How to complete this task> Return each line of the data below unchanged, please.

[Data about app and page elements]
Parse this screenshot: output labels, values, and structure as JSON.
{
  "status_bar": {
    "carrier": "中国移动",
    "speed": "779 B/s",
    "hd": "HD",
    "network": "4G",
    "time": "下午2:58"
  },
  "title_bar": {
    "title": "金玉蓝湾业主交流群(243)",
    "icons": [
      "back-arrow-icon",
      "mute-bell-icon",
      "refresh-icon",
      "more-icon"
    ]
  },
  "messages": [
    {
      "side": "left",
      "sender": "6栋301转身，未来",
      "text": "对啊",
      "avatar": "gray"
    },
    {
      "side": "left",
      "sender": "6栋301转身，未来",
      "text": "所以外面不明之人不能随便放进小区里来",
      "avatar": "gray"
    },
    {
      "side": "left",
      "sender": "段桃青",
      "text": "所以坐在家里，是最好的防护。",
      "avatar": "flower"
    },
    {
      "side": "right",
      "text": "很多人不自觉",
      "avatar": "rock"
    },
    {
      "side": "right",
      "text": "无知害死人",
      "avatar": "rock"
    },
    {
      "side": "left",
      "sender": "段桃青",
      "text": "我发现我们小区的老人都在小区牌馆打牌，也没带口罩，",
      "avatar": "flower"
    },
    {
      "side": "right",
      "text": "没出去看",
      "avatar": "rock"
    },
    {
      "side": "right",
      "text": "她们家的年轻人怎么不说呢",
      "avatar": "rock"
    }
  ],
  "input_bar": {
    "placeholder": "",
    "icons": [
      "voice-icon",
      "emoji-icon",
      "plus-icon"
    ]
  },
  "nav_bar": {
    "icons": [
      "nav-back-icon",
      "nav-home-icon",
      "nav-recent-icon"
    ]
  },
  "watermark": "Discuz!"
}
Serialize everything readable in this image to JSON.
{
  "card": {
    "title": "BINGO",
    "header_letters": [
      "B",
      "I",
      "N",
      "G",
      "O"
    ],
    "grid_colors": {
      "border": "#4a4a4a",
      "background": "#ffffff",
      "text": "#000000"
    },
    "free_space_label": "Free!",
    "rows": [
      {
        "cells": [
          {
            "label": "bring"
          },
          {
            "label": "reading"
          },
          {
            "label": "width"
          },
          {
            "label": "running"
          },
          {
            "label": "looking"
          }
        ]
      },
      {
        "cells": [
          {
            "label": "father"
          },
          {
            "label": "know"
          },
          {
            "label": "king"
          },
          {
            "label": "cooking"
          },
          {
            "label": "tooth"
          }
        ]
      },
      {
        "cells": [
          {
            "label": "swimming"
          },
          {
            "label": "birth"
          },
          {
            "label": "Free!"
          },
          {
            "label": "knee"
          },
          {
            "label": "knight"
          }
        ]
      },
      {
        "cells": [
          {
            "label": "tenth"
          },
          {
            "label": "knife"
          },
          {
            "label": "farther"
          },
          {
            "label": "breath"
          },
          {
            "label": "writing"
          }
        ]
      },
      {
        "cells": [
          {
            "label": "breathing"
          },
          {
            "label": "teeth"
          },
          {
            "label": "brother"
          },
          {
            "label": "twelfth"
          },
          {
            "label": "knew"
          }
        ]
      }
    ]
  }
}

Task response>
Parse this screenshot: output labels, values, and structure as JSON.
{
  "status_bar": {
    "carrier": "中国移动",
    "speed": "779 B/s",
    "hd": "HD",
    "network": "4G",
    "time": "下午2:58"
  },
  "title_bar": {
    "title": "金玉蓝湾业主交流群(243)",
    "icons": [
      "back-arrow-icon",
      "mute-bell-icon",
      "refresh-icon",
      "more-icon"
    ]
  },
  "messages": [
    {
      "side": "left",
      "sender": "6栋301转身，未来",
      "text": "对啊",
      "avatar": "gray"
    },
    {
      "side": "left",
      "sender": "6栋301转身，未来",
      "text": "所以外面不明之人不能随便放进小区里来",
      "avatar": "gray"
    },
    {
      "side": "left",
      "sender": "段桃青",
      "text": "所以坐在家里，是最好的防护。",
      "avatar": "flower"
    },
    {
      "side": "right",
      "text": "很多人不自觉",
      "avatar": "rock"
    },
    {
      "side": "right",
      "text": "无知害死人",
      "avatar": "rock"
    },
    {
      "side": "left",
      "sender": "段桃青",
      "text": "我发现我们小区的老人都在小区牌馆打牌，也没带口罩，",
      "avatar": "flower"
    },
    {
      "side": "right",
      "text": "没出去看",
      "avatar": "rock"
    },
    {
      "side": "right",
      "text": "她们家的年轻人怎么不说呢",
      "avatar": "rock"
    }
  ],
  "input_bar": {
    "placeholder": "",
    "icons": [
      "voice-icon",
      "emoji-icon",
      "plus-icon"
    ]
  },
  "nav_bar": {
    "icons": [
      "nav-back-icon",
      "nav-home-icon",
      "nav-recent-icon"
    ]
  },
  "watermark": "Discuz!"
}
Serialize everything readable in this image to JSON.
{
  "card": {
    "title": "BINGO",
    "header_letters": [
      "B",
      "I",
      "N",
      "G",
      "O"
    ],
    "grid_colors": {
      "border": "#4a4a4a",
      "background": "#ffffff",
      "text": "#000000"
    },
    "free_space_label": "Free!",
    "rows": [
      {
        "cells": [
          {
            "label": "bring"
          },
          {
            "label": "reading"
          },
          {
            "label": "width"
          },
          {
            "label": "running"
          },
          {
            "label": "looking"
          }
        ]
      },
      {
        "cells": [
          {
            "label": "father"
          },
          {
            "label": "know"
          },
          {
            "label": "king"
          },
          {
            "label": "cooking"
          },
          {
            "label": "tooth"
          }
        ]
      },
      {
        "cells": [
          {
            "label": "swimming"
          },
          {
            "label": "birth"
          },
          {
            "label": "Free!"
          },
          {
            "label": "knee"
          },
          {
            "label": "knight"
          }
        ]
      },
      {
        "cells": [
          {
            "label": "tenth"
          },
          {
            "label": "knife"
          },
          {
            "label": "farther"
          },
          {
            "label": "breath"
          },
          {
            "label": "writing"
          }
        ]
      },
      {
        "cells": [
          {
            "label": "breathing"
          },
          {
            "label": "teeth"
          },
          {
            "label": "brother"
          },
          {
            "label": "twelfth"
          },
          {
            "label": "knew"
          }
        ]
      }
    ]
  }
}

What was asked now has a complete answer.